“Otherwise you start thinking: ‘Everyone is watching, I have to get this right, the wind is coming from that or this way.’ I developed a coping mechanism which helped get me through it.”
A breakthrough arrived at Murrayfield, which felt significant considering Lynagh has family ties to Scotland. Bob Johnstone, his maternal grandfather, hailed from Kilbirnie in Ayrshire before moving to Australia to begin a new life, settling in Queensland.
Given today’s elastic eligibility rules, Lynagh could have played for Scotland. But in 1984, on the last game of the Wallabies’ famous grand slam-winning tour, he was cast as the hammer of the Scots, kicking a then Australia record points haul of 21, to seal a triumphant tour.
He had already played at the ground on a schoolboys’ tour three years earlier, where they were also unbeaten. It was memorable for another reason. “I met Andy Irvine, who was a bit of a hero of mine,” says Lynagh, who had admired the Scottish full-back’s goal-kicking ability from afar back home in Australia. “Someone at the reception after the game said you must come and meet Andy Irvine, so I went and had breakfast with him the next day.”
Irvine had retired from the international scene by the time Lynagh returned to Edinburgh three years later, to deliver a master-class in goal kicking, having been taken off kicking duties for the previous match against Wales after performing poorly against England and Ireland. One of those watching from the schoolboy enclosure that day was Eglinton, his spirits quickly drooping as Scotland were beaten 37-12.
“As if tries being run in from every conceivable position by the likes of [Mark] Ella and [David] Campese wasn’t misery enough, it was perhaps more frustrating to know that Lynagh, when presented with a kick from anywhere on the pitch, was almost certain to convert it,” writes Eglinton in a co-author’s note at the beginning of Blindsided. The Edinburgh schoolboy could never have thought he’d later have the chance to quiz Lynagh on exactly how he did it.
“If you watch the video now, you can see me slowing down a little bit as I take each kick,” Lynagh explains. “It is subtle.” Lynagh’s father had noticed how he was rushing in previous matches and advised his son to press, subconsciously, a slow-motion button.

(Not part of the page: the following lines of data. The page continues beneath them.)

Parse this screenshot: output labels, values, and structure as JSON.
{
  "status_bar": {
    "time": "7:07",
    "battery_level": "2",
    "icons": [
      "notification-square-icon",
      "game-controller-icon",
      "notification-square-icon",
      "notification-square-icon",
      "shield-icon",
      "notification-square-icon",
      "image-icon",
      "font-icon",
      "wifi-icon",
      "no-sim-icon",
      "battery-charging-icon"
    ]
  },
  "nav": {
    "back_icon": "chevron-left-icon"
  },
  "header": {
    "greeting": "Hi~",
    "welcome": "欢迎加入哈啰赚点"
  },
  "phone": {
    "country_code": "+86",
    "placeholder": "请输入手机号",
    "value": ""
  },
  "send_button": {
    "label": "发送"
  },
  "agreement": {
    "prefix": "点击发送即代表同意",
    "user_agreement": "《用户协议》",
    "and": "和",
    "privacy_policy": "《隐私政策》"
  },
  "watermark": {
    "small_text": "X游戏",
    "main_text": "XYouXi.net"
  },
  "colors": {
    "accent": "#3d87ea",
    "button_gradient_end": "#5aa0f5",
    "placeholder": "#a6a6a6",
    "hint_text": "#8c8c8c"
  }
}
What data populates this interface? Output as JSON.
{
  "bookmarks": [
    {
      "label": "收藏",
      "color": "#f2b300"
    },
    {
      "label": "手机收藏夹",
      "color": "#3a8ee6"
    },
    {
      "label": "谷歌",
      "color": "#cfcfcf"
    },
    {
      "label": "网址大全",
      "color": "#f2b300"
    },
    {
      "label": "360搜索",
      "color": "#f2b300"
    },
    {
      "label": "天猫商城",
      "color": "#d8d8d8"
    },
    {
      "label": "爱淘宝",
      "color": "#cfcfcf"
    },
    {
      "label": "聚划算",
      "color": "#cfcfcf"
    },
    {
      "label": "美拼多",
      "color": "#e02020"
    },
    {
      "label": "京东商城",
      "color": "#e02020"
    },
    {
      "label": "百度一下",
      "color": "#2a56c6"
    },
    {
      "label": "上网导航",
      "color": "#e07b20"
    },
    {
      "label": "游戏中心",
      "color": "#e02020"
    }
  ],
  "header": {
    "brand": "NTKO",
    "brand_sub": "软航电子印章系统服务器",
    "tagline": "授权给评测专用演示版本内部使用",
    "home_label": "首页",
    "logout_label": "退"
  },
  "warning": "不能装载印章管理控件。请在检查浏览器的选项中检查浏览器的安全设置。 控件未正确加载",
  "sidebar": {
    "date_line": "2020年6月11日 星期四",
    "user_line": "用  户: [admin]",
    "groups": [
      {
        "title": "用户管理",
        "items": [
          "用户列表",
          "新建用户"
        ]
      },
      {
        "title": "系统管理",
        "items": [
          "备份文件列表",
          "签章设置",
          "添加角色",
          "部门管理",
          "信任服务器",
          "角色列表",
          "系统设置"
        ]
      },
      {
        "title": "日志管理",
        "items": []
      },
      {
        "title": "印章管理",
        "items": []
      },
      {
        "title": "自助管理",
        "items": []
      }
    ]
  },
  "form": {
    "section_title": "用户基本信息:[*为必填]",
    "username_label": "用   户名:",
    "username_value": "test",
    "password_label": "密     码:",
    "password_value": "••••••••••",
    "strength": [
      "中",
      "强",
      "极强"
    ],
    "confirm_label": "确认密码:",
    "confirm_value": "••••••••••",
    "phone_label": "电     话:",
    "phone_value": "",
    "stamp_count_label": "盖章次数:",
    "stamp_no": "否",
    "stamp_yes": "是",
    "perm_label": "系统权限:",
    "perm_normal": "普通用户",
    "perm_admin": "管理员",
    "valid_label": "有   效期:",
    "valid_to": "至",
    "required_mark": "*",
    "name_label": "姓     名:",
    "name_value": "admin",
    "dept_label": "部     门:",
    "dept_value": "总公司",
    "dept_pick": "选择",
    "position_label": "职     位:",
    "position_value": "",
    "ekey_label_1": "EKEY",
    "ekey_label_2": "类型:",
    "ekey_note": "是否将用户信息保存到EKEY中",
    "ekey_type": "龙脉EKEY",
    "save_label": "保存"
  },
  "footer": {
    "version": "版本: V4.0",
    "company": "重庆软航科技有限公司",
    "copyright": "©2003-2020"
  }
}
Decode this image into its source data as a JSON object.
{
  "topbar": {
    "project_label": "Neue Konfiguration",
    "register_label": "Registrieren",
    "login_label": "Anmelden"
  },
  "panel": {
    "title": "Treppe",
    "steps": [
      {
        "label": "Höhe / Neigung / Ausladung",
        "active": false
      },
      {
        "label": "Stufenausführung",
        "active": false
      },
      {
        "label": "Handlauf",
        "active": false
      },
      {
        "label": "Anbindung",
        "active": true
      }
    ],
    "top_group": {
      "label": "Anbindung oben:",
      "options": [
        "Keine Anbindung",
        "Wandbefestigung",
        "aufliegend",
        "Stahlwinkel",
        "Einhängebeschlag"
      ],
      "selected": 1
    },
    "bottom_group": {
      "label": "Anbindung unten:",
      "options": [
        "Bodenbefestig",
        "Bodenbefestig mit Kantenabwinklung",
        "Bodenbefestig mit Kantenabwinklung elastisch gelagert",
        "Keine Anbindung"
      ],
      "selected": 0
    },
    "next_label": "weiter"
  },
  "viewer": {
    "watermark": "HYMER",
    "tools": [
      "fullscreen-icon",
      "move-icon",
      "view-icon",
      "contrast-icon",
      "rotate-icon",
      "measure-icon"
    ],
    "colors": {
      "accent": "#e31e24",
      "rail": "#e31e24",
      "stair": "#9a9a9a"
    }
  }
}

“It was, up to that point, the biggest game Australian rugby ever had,” recalls Lynagh. “It was to win the grand slam. It was a big thing. People forget that now with World Cups and the like. But up until that point, it was the biggest game Australian rugby had known. We had never got close to a grand slam. That 1984 tour really turned the dial for Australian rugby. Then 1991 took it up another level.”
We are speaking before last weekend’s stunning victory for Japan over South Africa, but Lynagh undoubtedly appreciated the derring-do exhibited by the underdogs at the end. He, too, might have done the same. Indeed, he did do the same when Australia memorably managed to overturn Ireland’s three-point lead in the final minutes of a World Cup quarter-final in Dublin, en route to becoming champions.

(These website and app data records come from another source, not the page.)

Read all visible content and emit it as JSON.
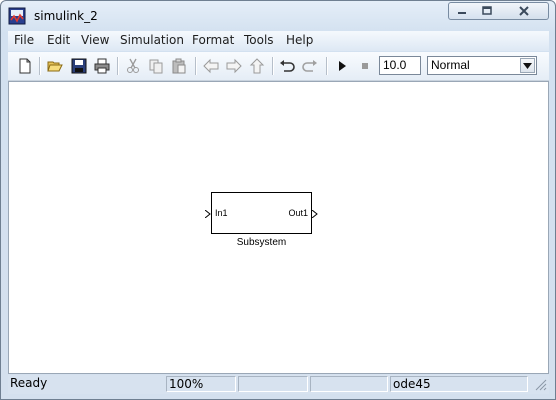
{
  "window": {
    "title": "simulink_2"
  },
  "menubar": {
    "items": [
      "File",
      "Edit",
      "View",
      "Simulation",
      "Format",
      "Tools",
      "Help"
    ]
  },
  "toolbar": {
    "icons": [
      "new-icon",
      "open-icon",
      "save-icon",
      "print-icon",
      "cut-icon",
      "copy-icon",
      "paste-icon",
      "back-icon",
      "forward-icon",
      "up-icon",
      "undo-icon",
      "redo-icon",
      "start-simulation-icon",
      "stop-simulation-icon"
    ],
    "stop_time": "10.0",
    "simulation_mode": "Normal"
  },
  "model": {
    "block": {
      "name": "Subsystem",
      "input_port": "In1",
      "output_port": "Out1"
    }
  },
  "statusbar": {
    "status": "Ready",
    "zoom": "100%",
    "cell3": "",
    "cell4": "",
    "solver": "ode45"
  }
}
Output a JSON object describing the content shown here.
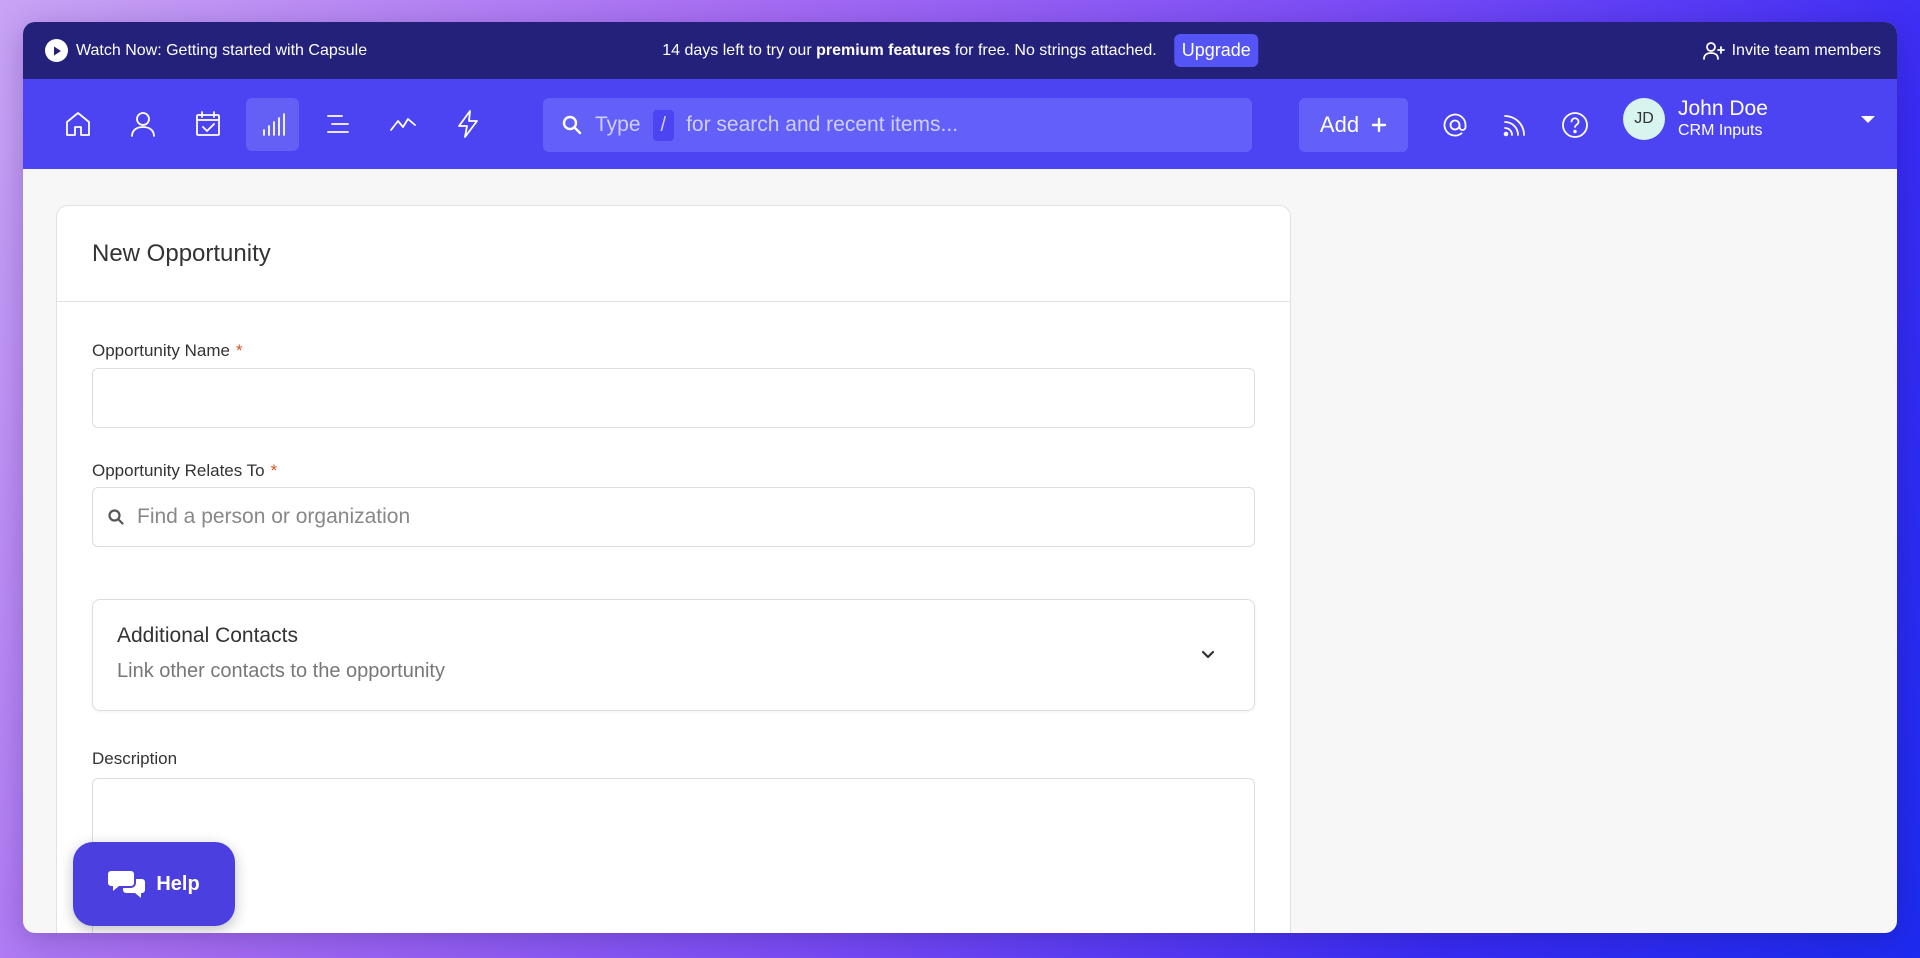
{
  "promo": {
    "watch_label": "Watch Now: Getting started with Capsule",
    "trial_prefix": "14 days left to try our",
    "trial_bold": "premium features",
    "trial_suffix": "for free. No strings attached.",
    "upgrade_label": "Upgrade",
    "invite_label": "Invite team members"
  },
  "nav": {
    "items": [
      "home-icon",
      "person-icon",
      "calendar-check-icon",
      "bar-chart-icon",
      "list-icon",
      "trend-line-icon",
      "lightning-icon"
    ],
    "active": "bar-chart-icon",
    "search": {
      "prefix": "Type",
      "key": "/",
      "suffix": "for search and recent items..."
    },
    "add_label": "Add",
    "right_icons": [
      "at-icon",
      "feed-icon",
      "help-circle-icon"
    ],
    "user": {
      "initials": "JD",
      "name": "John Doe",
      "subtitle": "CRM Inputs"
    }
  },
  "form": {
    "title": "New Opportunity",
    "name_label": "Opportunity Name",
    "relates_label": "Opportunity Relates To",
    "relates_placeholder": "Find a person or organization",
    "required_mark": "*",
    "contacts_title": "Additional Contacts",
    "contacts_subtitle": "Link other contacts to the opportunity",
    "description_label": "Description"
  },
  "help": {
    "label": "Help"
  },
  "colors": {
    "promo_bg": "#23217a",
    "nav_bg": "#4c44f2",
    "accent": "#5555f7",
    "help_bg": "#4b3fe0",
    "required": "#d9531e"
  }
}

Opting to run the ball rather than attempt a drop-goal that would level the scores and force extra time is a decision which reaped enormous reward. Lynagh’s pride does not stem from being the one who touched down in the corner.
Instead, left in charge after skipper Nick Farr-Jones’ injury, he derives satisfaction from being the player who, after Gordon Hamilton’s late try seemingly put the hosts in command, said: ‘We’re going for this.’ Given what we now know, it was an act of bravery that has become a mark of the man.
“Before we kicked off again I gathered the team together amid the mayhem – people were on the pitch, it was all going berserk – to come up with a plan, ‘this is what we are going to do’,” he says. “The team went: ‘OK’, and went off and did it. It was the pinnacle passage of play in my entire career. That was where we won the World Cup.”
And better still, with Scottish referee Jim Fleming already preparing to blow for full-time, it didn’t even matter whether Lynagh scored with the subsequent conversion. (He didn’t.)
n Blindsided by Michael Lynagh with Mark Eglinton [HarperSport, £20)